The Virtual Earth team wants our feedback.
Wonderful. Kudos to any company that wants its customers’ feedback and offers a participatory approach. So, here’s my feedback…
Microsoft added a LOT of whizbang features to its maps.live.com maps (3D, lots of photos, and such) but they didn’t focus on the basics.
First off, you need a redesign. Google is kicking your ass on simplicity. Microsoft’s UIs always seem to get more clutter. Your team should hire Ev Williams to come and give his talk that he just gave at LeWeb3. Get rid of stuff, don’t add it.
2. Mobile. Make it killer and do whatever it takes to get it on the iPhone.

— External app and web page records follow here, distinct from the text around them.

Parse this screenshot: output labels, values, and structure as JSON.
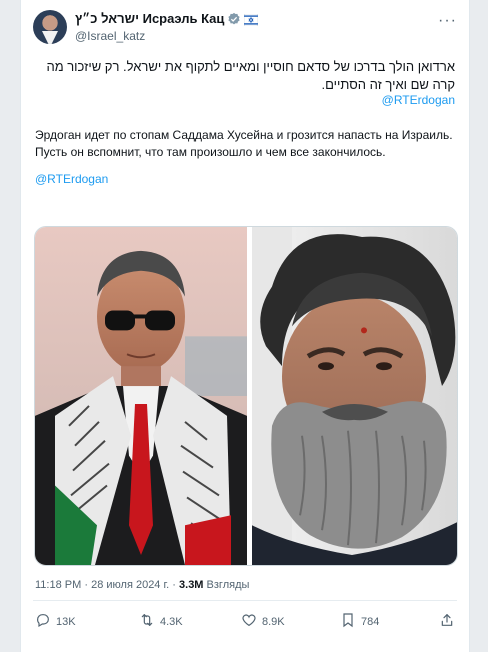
{
  "author": {
    "display_name": "ישראל כ״ץ Исраэль Кац",
    "handle": "@Israel_katz"
  },
  "post": {
    "hebrew_text": "ארדואן הולך בדרכו של סדאם חוסיין ומאיים לתקוף את ישראל. רק שיזכור מה קרה שם ואיך זה הסתיים.",
    "hebrew_mention": "@RTErdogan",
    "russian_text": "Эрдоган идет по стопам Саддама Хусейна и грозится напасть на Израиль. Пусть он вспомнит, что там произошло и чем все закончилось.",
    "russian_mention": "@RTErdogan"
  },
  "meta": {
    "time": "11:18 PM",
    "date": "28 июля 2024 г.",
    "views_count": "3.3M",
    "views_label": "Взгляды"
  },
  "actions": {
    "replies": "13K",
    "retweets": "4.3K",
    "likes": "8.9K",
    "bookmarks": "784"
  },
  "icons": {
    "verified": "verified-badge-icon",
    "flag": "israel-flag-icon",
    "more": "more-dots-icon",
    "reply": "reply-bubble-icon",
    "retweet": "retweet-icon",
    "like": "heart-icon",
    "bookmark": "bookmark-icon",
    "share": "share-icon"
  },
  "colors": {
    "link": "#1d9bf0",
    "secondary_text": "#536471",
    "verified_gray": "#829aab"
  }
}
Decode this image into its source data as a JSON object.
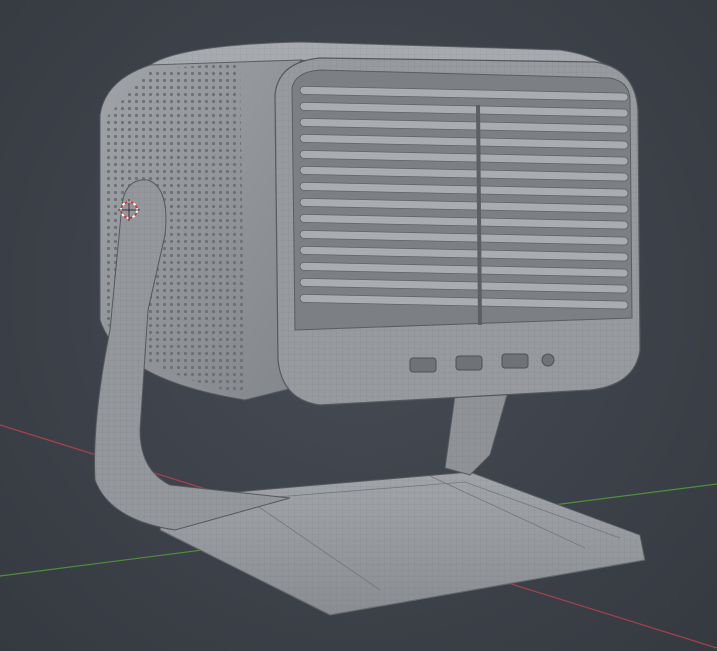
{
  "viewport": {
    "background": "#3d4149",
    "axis_x_color": "#a8414a",
    "axis_y_color": "#4f8f3c",
    "mesh_color": "#8e9196",
    "wire_color": "#5f6266",
    "cursor_color": "#e0302c",
    "icons": {
      "cursor": "3d-cursor-icon"
    }
  },
  "model": {
    "ports": [
      {
        "name": "usb-port"
      },
      {
        "name": "hdmi-port"
      },
      {
        "name": "hdmi-port-2"
      },
      {
        "name": "audio-jack"
      }
    ]
  }
}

3. Show examples of how to do great searches. Google does, you don’t (at least not before you get into a search box). Google is easier to use because of it.
4. Make it work for what people use maps for. Today I picked up Patrick at his school. I forgot how to get there. Patrick said “just search Google Maps for Petaluma Jr. High.” When I saw this note I tried the same on Microsoft’s system. Hint: Google worked, Microsoft didn’t.
5. Speed. Google is always faster everytime I try it. That doesn’t give me confidence that Microsoft is working on the right things.
6. When I search for “Mavericks, Half Moon Bay, CA” Google finds me a result, Microsoft doesn’t.
7. Split all the different views into different URLs. Have a page where I can select between them. If I wasn’t a former MSFTie I’d have no clue what the difference between “Aerial” and “Bird’s Eye View” is.
8. I still have no clue what “collections” are. “Saved Locations” explains what they are much better.
9. Don’t be pedantic. When I asked it to give me directions to PodTech’s offices it tried to correct my zip code from 94304 to 94304-1216. Google wasn’t annoying like that.
10. Microsoft’s maps look cooler (they show mountain terrain, etc) but are harder to read, particularly on laptop screens in bright sunlight. I find I actually switch to Google for this reason. Most of the time I really don’t need terrain, or pretty pictures, but just want a simplistic, easy to see in bright sunlight, map.
11. DO continue to kick Microsoft’s behind with Traffic data (I’m sure there’s other data you could overlay on the map the way you do with accident data, right?)
12. Redesign your directions results. Google got nine items in the same space that you only got six. I often look up maps on my laptop and that DOES make a difference!
13. My Location. My Location. My Location. My Location. My Location. My Location. My Location. My Location. My Location. My Location. My Location. My Location. My Location. My Location. My Location. My Location. My Location. My Location. That’s the best feature on ANY software I’ve used this year. I was showing it to Patrick today and it made him go “wow.” Not available on iPhone, but only on Google’s Mobile Maps version. This was a MAGICAL feature over in Europe!
14. You don’t understand the magic of the word “link.” I can always figure out Google Maps and how to embed it into my blog. It’s tough for me to figure out how to link to a Microsoft Map. Yeah, I’m an idiot so you might write that off as idiotic behavior but, remember, I worked the Microsoft customer support lines so I know there are other idiots out there like me. Some of them even blog. Every blog brings you traffic, even if the only reader that blog has is mom and dad. Call it a f***ing permalink and call it a day, will you please?
15. I’m surprised no one has used their photo trucks to put little pictures next to driving directions. Instead on both maps I get “turn right onto SR-92.” Why don’t you put a little picture of what the sign looks like? I’d love it if you said “you’ll see a sign that looks like this right before you need to turn right.”
16. Amazing that NEITHER Google or Microsoft have a link that says “using GPS.” I’d love to have a page that explains all about how GPS works, which models are the coolest to use with these mapping systems, and what I need to get and how I need to hook it up. This could even be a profit center. If Microsoft linked over to Amazon’s store they’d get a kickback for each GPS sold.
17. Google Maps remember my default location. Microsoft Maps don’t seem to remember anything.
18. Google has more viewing area horizontally. For some reason my eye likes that.
Well, that’s enough. I’m not sure why I like Google Maps more, but they keep being my default and nothing I saw on this little jaunt tonight made me question that decision. I have never needed 3D imagery to get around, preferring the simple approach (although those features are impressive).
What do you think? What would you work on if you were on the Microsoft Mapping team? I haven’t even attempted to look up anything international, either. But Google was very accurate in Paris and London and told me instantly where I was thanks to its My Location feature. That really is the killer feature for me and it’s one that now gets me to use my Nokia N95 to look at maps instead of my iPhone (the iPhone is better for viewing and navigating around maps, though, but that one feature has proven much more important to me than anything else in the mapping experience).
Anyway, good luck!
Oh, and has anyone built a map mashup yet for Facebook? I’d love to see where all my friends are located around the world.